Promoting Resilience in Stress Management for Parents (PRISM-P): An Intervention for Caregivers of Youth With Serious Illness

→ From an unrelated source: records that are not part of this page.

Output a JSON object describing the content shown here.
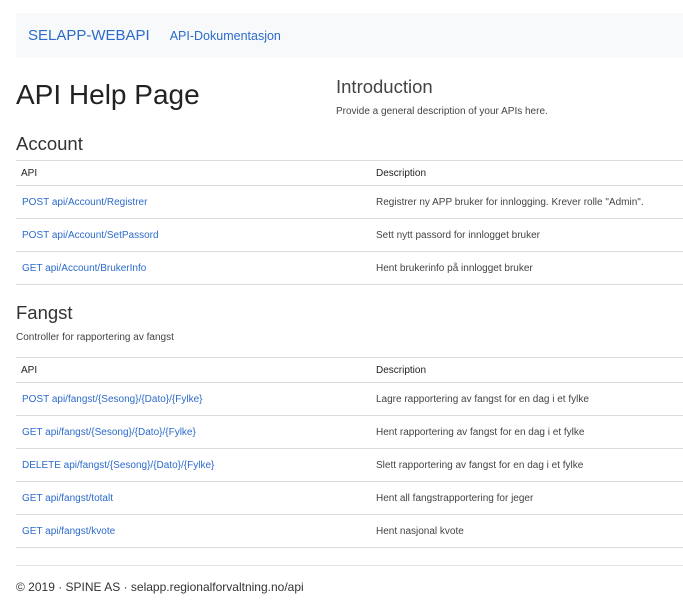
{
  "navbar": {
    "brand": "SELAPP-WEBAPI",
    "link": "API-Dokumentasjon"
  },
  "page_title": "API Help Page",
  "intro": {
    "title": "Introduction",
    "text": "Provide a general description of your APIs here."
  },
  "sections": [
    {
      "title": "Account",
      "description": "",
      "headers": {
        "api": "API",
        "description": "Description"
      },
      "rows": [
        {
          "api": "POST api/Account/Registrer",
          "description": "Registrer ny APP bruker for innlogging. Krever rolle \"Admin\"."
        },
        {
          "api": "POST api/Account/SetPassord",
          "description": "Sett nytt passord for innlogget bruker"
        },
        {
          "api": "GET api/Account/BrukerInfo",
          "description": "Hent brukerinfo på innlogget bruker"
        }
      ]
    },
    {
      "title": "Fangst",
      "description": "Controller for rapportering av fangst",
      "headers": {
        "api": "API",
        "description": "Description"
      },
      "rows": [
        {
          "api": "POST api/fangst/{Sesong}/{Dato}/{Fylke}",
          "description": "Lagre rapportering av fangst for en dag i et fylke"
        },
        {
          "api": "GET api/fangst/{Sesong}/{Dato}/{Fylke}",
          "description": "Hent rapportering av fangst for en dag i et fylke"
        },
        {
          "api": "DELETE api/fangst/{Sesong}/{Dato}/{Fylke}",
          "description": "Slett rapportering av fangst for en dag i et fylke"
        },
        {
          "api": "GET api/fangst/totalt",
          "description": "Hent all fangstrapportering for jeger"
        },
        {
          "api": "GET api/fangst/kvote",
          "description": "Hent nasjonal kvote"
        }
      ]
    }
  ],
  "footer": "© 2019 · SPINE AS · selapp.regionalforvaltning.no/api"
}
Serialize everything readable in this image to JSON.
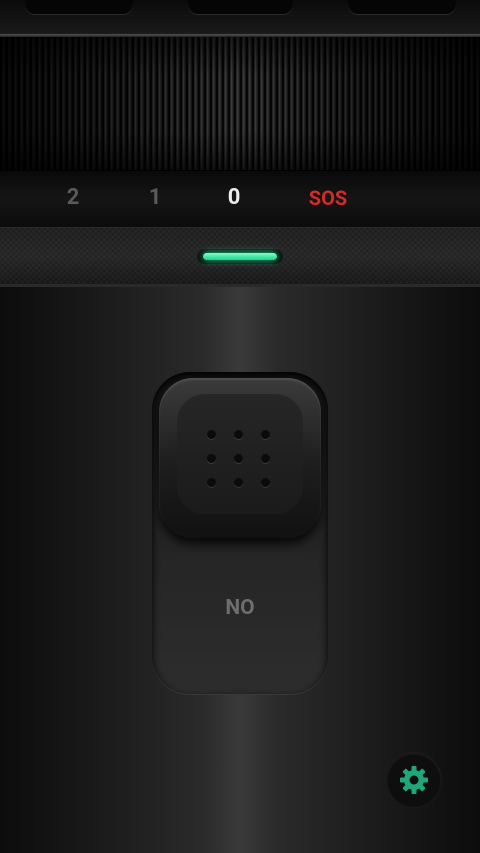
{
  "modes": {
    "mode_2": "2",
    "mode_1": "1",
    "mode_0": "0",
    "mode_sos": "SOS",
    "selected": "0",
    "sos_color": "#d32a2a"
  },
  "indicator": {
    "state": "on",
    "color": "#25e296"
  },
  "switch": {
    "label": "NO"
  },
  "settings": {
    "icon": "gear-icon",
    "color": "#1fa77a"
  }
}
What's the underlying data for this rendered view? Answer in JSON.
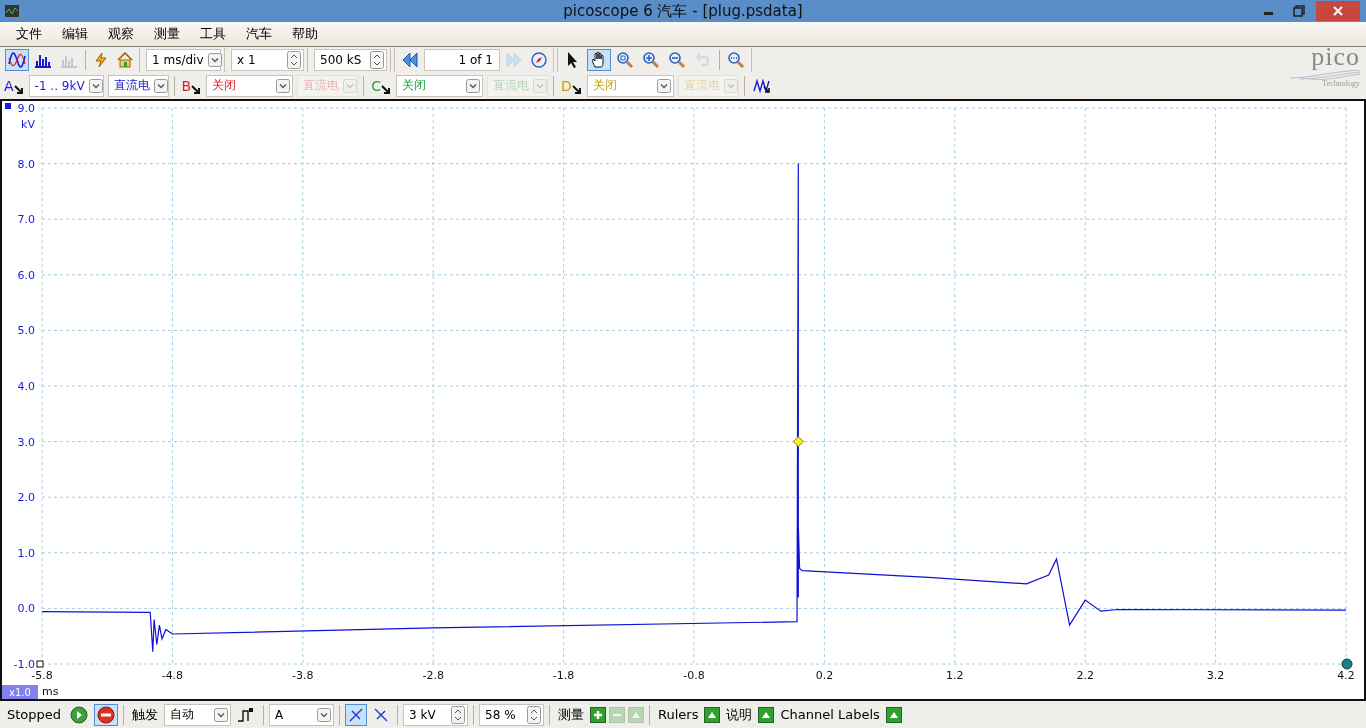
{
  "window": {
    "title": "picoscope 6 汽车 - [plug.psdata]"
  },
  "menu": [
    "文件",
    "编辑",
    "观察",
    "测量",
    "工具",
    "汽车",
    "帮助"
  ],
  "toolbar": {
    "modes": [
      {
        "kind": "scope",
        "selected": true,
        "disabled": false
      },
      {
        "kind": "spectrum",
        "selected": false,
        "disabled": false
      },
      {
        "kind": "persistence",
        "selected": false,
        "disabled": true
      }
    ],
    "timebase": "1 ms/div",
    "zoom": "x 1",
    "samples": "500 kS",
    "buffer": "1 of 1",
    "next_buffer_disabled": true,
    "tools": [
      {
        "kind": "pointer",
        "selected": false,
        "disabled": false
      },
      {
        "kind": "hand",
        "selected": true,
        "disabled": false
      },
      {
        "kind": "zoom-area",
        "selected": false,
        "disabled": false
      },
      {
        "kind": "zoom-in",
        "selected": false,
        "disabled": false
      },
      {
        "kind": "zoom-out",
        "selected": false,
        "disabled": false
      },
      {
        "kind": "undo",
        "selected": false,
        "disabled": true
      },
      {
        "kind": "zoom-fit",
        "selected": false,
        "disabled": false
      }
    ]
  },
  "logo": {
    "name": "pico",
    "tagline": "Technology"
  },
  "channels": [
    {
      "letter": "A",
      "color": "#1a1ad8",
      "range": "-1 .. 9kV",
      "range_disabled": false,
      "coupling": "直流电",
      "coupling_disabled": false
    },
    {
      "letter": "B",
      "color": "#e0202a",
      "range": "关闭",
      "range_disabled": false,
      "coupling": "直流电",
      "coupling_disabled": true
    },
    {
      "letter": "C",
      "color": "#20a040",
      "range": "关闭",
      "range_disabled": false,
      "coupling": "直流电",
      "coupling_disabled": true
    },
    {
      "letter": "D",
      "color": "#c8a000",
      "range": "关闭",
      "range_disabled": false,
      "coupling": "直流电",
      "coupling_disabled": true
    }
  ],
  "plot": {
    "zoom_badge": "x1.0",
    "chart_data": {
      "type": "line",
      "xlabel": "ms",
      "ylabel": "kV",
      "x": [
        -5.8,
        -4.97,
        -4.95,
        -4.94,
        -4.92,
        -4.9,
        -4.88,
        -4.85,
        -4.8,
        -2.8,
        -0.01,
        0.0,
        0.0,
        0.0,
        0.01,
        0.03,
        1.0,
        1.75,
        1.92,
        1.98,
        2.08,
        2.2,
        2.32,
        2.45,
        4.2
      ],
      "grid": true,
      "series": [
        {
          "color": "#1010d8",
          "values": [
            -0.06,
            -0.07,
            -0.78,
            -0.2,
            -0.65,
            -0.3,
            -0.55,
            -0.38,
            -0.46,
            -0.35,
            -0.24,
            8.0,
            0.2,
            1.5,
            0.72,
            0.68,
            0.56,
            0.44,
            0.6,
            0.89,
            -0.3,
            0.15,
            -0.05,
            -0.02,
            -0.03
          ]
        }
      ],
      "xlim": [
        -5.8,
        4.2
      ],
      "ylim": [
        -1,
        9
      ],
      "xticks": [
        -5.8,
        -4.8,
        -3.8,
        -2.8,
        -1.8,
        -0.8,
        0.2,
        1.2,
        2.2,
        3.2,
        4.2
      ],
      "yticks": [
        {
          "value": -1,
          "label": "-1.0"
        },
        {
          "value": 0,
          "label": "0.0"
        },
        {
          "value": 1,
          "label": "1.0"
        },
        {
          "value": 2,
          "label": "2.0"
        },
        {
          "value": 3,
          "label": "3.0"
        },
        {
          "value": 4,
          "label": "4.0"
        },
        {
          "value": 5,
          "label": "5.0"
        },
        {
          "value": 6,
          "label": "6.0"
        },
        {
          "value": 7,
          "label": "7.0"
        },
        {
          "value": 8,
          "label": "8.0"
        },
        {
          "value": 9,
          "label": "9.0"
        }
      ]
    }
  },
  "status_bar": {
    "state": "Stopped",
    "run_controls": [
      {
        "kind": "run",
        "selected": false
      },
      {
        "kind": "stop",
        "selected": true
      }
    ],
    "trigger_label": "触发",
    "trigger_mode": "自动",
    "trigger_source": "A",
    "edges": [
      {
        "kind": "rising",
        "selected": true
      },
      {
        "kind": "falling",
        "selected": false
      }
    ],
    "threshold": "3 kV",
    "pretrigger": "58 %",
    "measurements": {
      "label": "测量",
      "buttons": [
        {
          "kind": "add",
          "disabled": false
        },
        {
          "kind": "delete",
          "disabled": true
        },
        {
          "kind": "edit",
          "disabled": true
        }
      ]
    },
    "toggles": [
      {
        "label": "Rulers"
      },
      {
        "label": "说明"
      },
      {
        "label": "Channel Labels"
      }
    ]
  }
}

Introduction: It is well-known that parental stress and coping impacts the well-being of children with serious illness. The current study aimed to evaluate the feasibility and satisfaction of a novel resilience promoting intervention, the Promoting Resilience in Stress Management Intervention for Parents (PRISM-P) among parents of adolescents and young adults with Type 1 diabetes or cancer. Secondary analyses explored the effect of the PRISM-P on parent-reported resilience and distress. Method: The PRISM-P includes 4 short skills-based modules, delivered in either 2 or 4 separate, individual sessions. English-speaking parents of adolescents with cancer or Type 1 diabetes were eligible. Feasibility was conservatively defined as a completion rate of 80%; satisfaction was qualitatively evaluated based upon parent feedback regarding intervention content, timing, and format. Resilience and distress were assessed pre- and postintervention with the Connor Davidson Resilience Scale and the Kessler-6 Psychological Distress Scale. Results: Twelve of 24 caregivers of youth with diabetes (50%) and 13 of 15 caregivers of youth with cancer (87%) agreed to participate. Nine of 12 (75%) and 9 of 13 (64%) completed all PRISM-P modules, respectively. Among those who completed the intervention, qualitative satisfaction was high. Parent-reported resilience and distress scores improved after the intervention. Effect sizes for both groups indicated a moderate intervention effect. Discussion: Ultimately, the PRISM-P intervention was well accepted and impactful among parents who completed it. However, attrition rates were higher than anticipated, suggesting alternative or less time-intensive formats may be more feasible.